John Milton's "Paradise Lost" is an epic narrative poem comprised of twelve books, each dealing with a theme on Adam and Eve's fall from Paradise. The first book proposes the whole subject, "Man's Disobedience."Know More
Each book of Milton's epic begins with an argument that sets the tone for the reasons and debates involved in man's fall from heaven. Some of the main characters include God, Satan (Beelzebub), Adam, Eve and the archangels.
Adam is widely considered to be the protagonist of Milton's epic, styled after Aeneas from Homer's Iliad. But unlike Aeneas, whose first act is heroic, Adam's first act is disobedience.Learn more about Poetry
John Milton's sonnet "How Soon Hath Time" is a contemplation on the relationship between youth, adulthood and time. The sonnet is believed to have been written as a response to a friend who was pushing Milton to join the ministry and to stop studying and wasting his life.Full Answer >

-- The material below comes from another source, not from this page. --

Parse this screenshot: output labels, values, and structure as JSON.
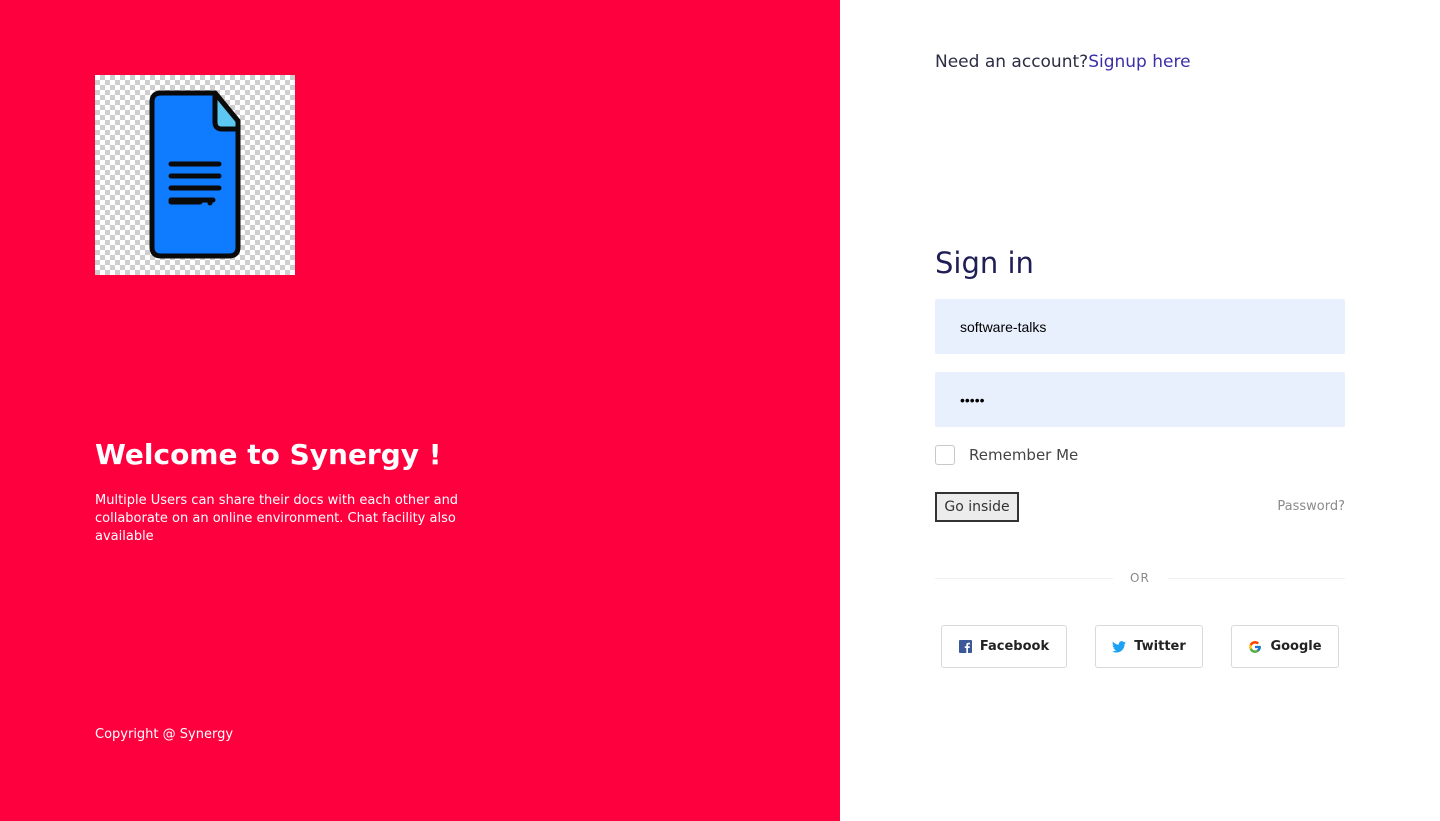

The epic conventions in John Milton's "Paradise Lost" include the invocation of the muse in the beginning of story, the story beginning in the middle of the action, and the elevated style, subject matter and tone. Milton also uses epic similes to describe the events and characters of the story.Full Answer >

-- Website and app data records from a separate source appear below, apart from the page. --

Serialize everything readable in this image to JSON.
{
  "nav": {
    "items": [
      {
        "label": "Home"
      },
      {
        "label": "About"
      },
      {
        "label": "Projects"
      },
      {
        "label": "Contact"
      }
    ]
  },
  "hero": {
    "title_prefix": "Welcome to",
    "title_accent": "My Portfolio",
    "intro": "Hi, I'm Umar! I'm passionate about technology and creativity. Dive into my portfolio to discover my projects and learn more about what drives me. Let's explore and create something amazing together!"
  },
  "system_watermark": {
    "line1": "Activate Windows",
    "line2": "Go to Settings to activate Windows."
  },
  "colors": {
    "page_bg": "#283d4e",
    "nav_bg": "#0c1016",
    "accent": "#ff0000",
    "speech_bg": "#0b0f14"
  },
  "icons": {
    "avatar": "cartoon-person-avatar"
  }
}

The main theme of John Donne's poem "Meditation 17" is about mortality. Another theme of the poem is the similarities between everyone's lives; we all face the same fate.Full Answer >

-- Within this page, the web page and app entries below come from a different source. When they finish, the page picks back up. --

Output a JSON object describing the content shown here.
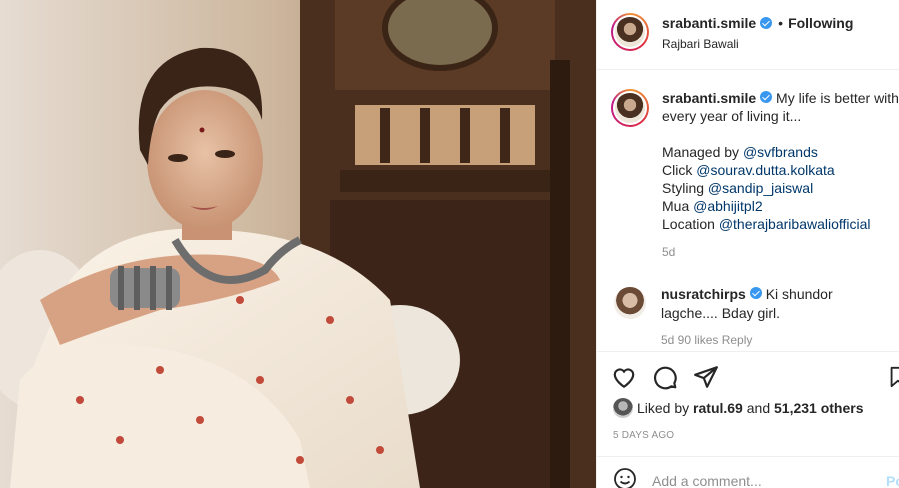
{
  "header": {
    "username": "srabanti.smile",
    "follow_status": "Following",
    "separator": "•",
    "location": "Rajbari Bawali"
  },
  "caption": {
    "username": "srabanti.smile",
    "text": "My life is better with every year of living it...",
    "line1_prefix": "Managed by ",
    "line1_mention": "@svfbrands",
    "line2_prefix": "Click ",
    "line2_mention": "@sourav.dutta.kolkata",
    "line3_prefix": "Styling ",
    "line3_mention": "@sandip_jaiswal",
    "line4_prefix": "Mua ",
    "line4_mention": "@abhijitpl2",
    "line5_prefix": "Location ",
    "line5_mention": "@therajbaribawaliofficial",
    "age": "5d"
  },
  "comment": {
    "username": "nusratchirps",
    "text": "Ki shundor lagche.... Bday girl.",
    "meta": "5d   90 likes   Reply"
  },
  "likes": {
    "prefix": "Liked by",
    "user": "ratul.69",
    "middle": "and",
    "count": "51,231 others"
  },
  "date": "5 DAYS AGO",
  "add_comment": {
    "placeholder": "Add a comment...",
    "post_label": "Po"
  },
  "icons": [
    "heart-icon",
    "comment-icon",
    "share-icon",
    "bookmark-icon",
    "smile-icon",
    "verified-icon"
  ],
  "colors": {
    "link": "#00376b",
    "verified": "#3897f0",
    "muted": "#8e8e8e"
  }
}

The theme of the poem "To Autumn" by John Keats is the season of autumn personified. Keats describes the sights, sounds and activities of autumn. Although Keats never called "To Autumn" an ode, it resembles his other odes written in 1819.Full Answer >